If you’re like me, you often find yourself shaking your head over the way things work (and don’t work) in Washington, D.C. The instances of political payback make Capitol Hill seem more like a child’s sandbox than a place where grownups are supposed to tackle real issues. Thankfully, though, there are still people there intent on making a difference. And a smart difference.
Two of those people are Lois Frankel and Ted Yoho. Both are Congresspeople from Florida. Frankel is a Democrat, while Yoho is a Republican. The two joined forces to sponsor a bill that, if it passes, will overturn an 85-year-old law that is so illogical it’s a wonder it still exists.
The law is the Tariff Act of 1930, which raised taxes on tens of thousands of goods imported into the United States. It therefore impacts foreign-flagged yachts marketed for sale in the United States. Under it, the owners of these yachts must pay import duty upon arrival. They also pay based on the yacht’s appraised value, versus the listed price. No potential buyer is even permitted to set foot on the passarelle before the money is paid. An analogy circulating in the yachting industry likens this to offering a house for sale and telling your neighbors and fellow Americans, “Sorry, but you can’t come in until I pay a fee based on the possibility that you may be interested, and based on what the government thinks my house is worth.”
It’s not hard to see why few owners of foreign-flagged yachts want to go through the hassle. It’s the primary reason why dozens of brokerage ads and websites carry the line, “Not for sale to U.S. residents while in U.S. waters.”
Now, laws governing the importation of goods for sale make sense. However, a yacht is not the same as a DVR, or any other item meant to remain stateside in an American’s yard, driveway… you get the picture. In contrast to American law, countries around the world have smarter import policies. Across the entire European Union, for example, the tax on American-flagged yachts is due upon the actual sale itself to a European citizen. That tax is additionally based on the closing price.

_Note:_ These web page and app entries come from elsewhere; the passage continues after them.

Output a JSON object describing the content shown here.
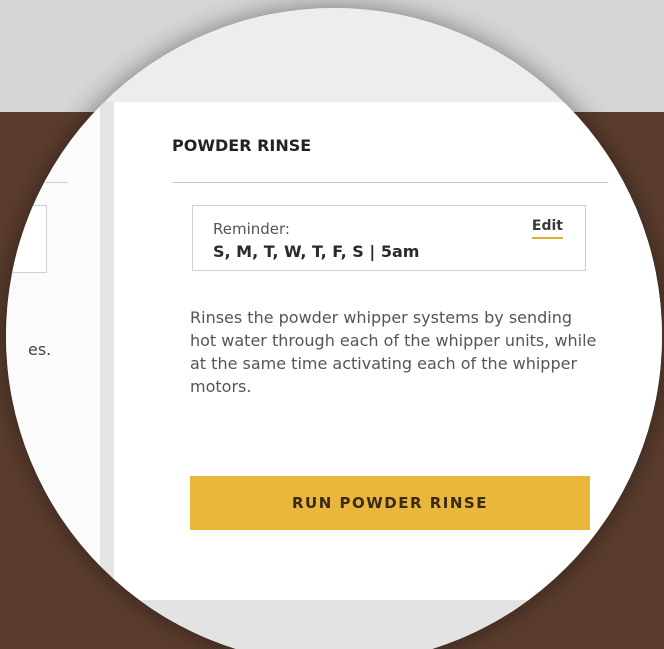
{
  "left_panel": {
    "text_fragment": "es."
  },
  "powder_rinse": {
    "title": "POWDER RINSE",
    "reminder": {
      "label": "Reminder:",
      "schedule": "S, M, T, W, T, F, S | 5am",
      "edit_label": "Edit"
    },
    "description": "Rinses the powder whipper systems by sending hot water through each of the whipper units, while at the same time activating each of the whipper motors.",
    "run_button_label": "RUN POWDER RINSE"
  },
  "colors": {
    "background_brown": "#5b3d2e",
    "accent_yellow": "#e9b73b",
    "edit_underline": "#e2ae36"
  }
}
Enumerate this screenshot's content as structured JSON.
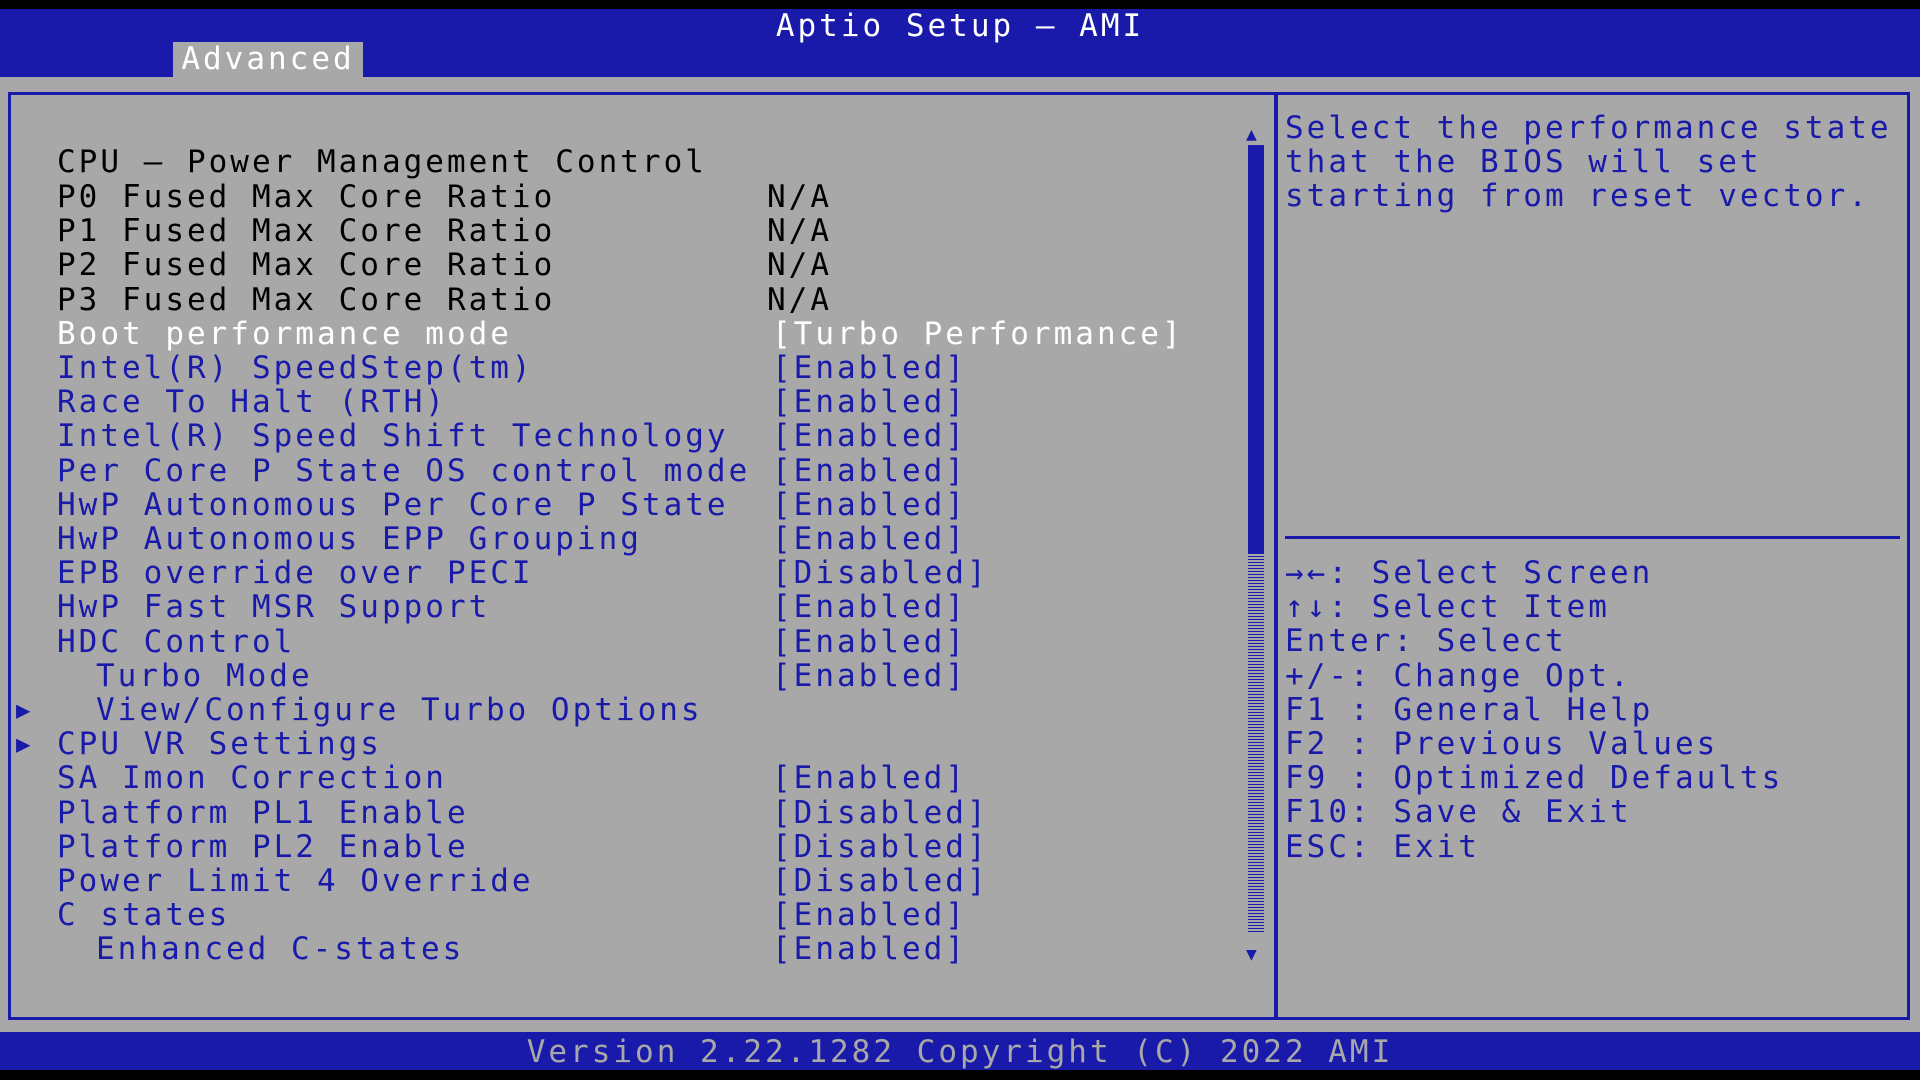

As much as our country’s politicians can confound me with their views, Frankel and Yoho “get it,” as the saying goes. Frankel has been particularly supportive of the yachting industry over the years. She’s taken the time to visit shipyards and other businesses. She also sees how foreign-flagged yachts regularly come to refit yards in her home state, cruise the coastline, and pump money back into the local economies. (To put this money into perspective, the owner of one megayacht shared his budget with the U.S. Superyacht Association last year. Between the spending of his crew, his friends, his family, and himself while his yacht is in port, his yacht contributes a weekly average of $100,000.) As Frankel commented in introducing the bill, “yachts are job creators” and the current law is “outdated.”
The bill, H.R.4065, was introduced to the House of Representatives for consideration on November 18. The goal: “to amend the Tariff Act of 1930 to provide for a deferral of the payment of a duty upon the sale of certain used yachts, and for other purposes.” If passed, which may take some time, it will then go to the Senate for a vote. If passed there, the bill lands on the President’s desk for signing into law. (Track the bill on Congress’ website.)
“If” is a pretty big word when it comes to government working properly… but Frankel and Yoho aren’t the only ones in Congress who understand the importance of creating and maintaining jobs. And that is the bottom line.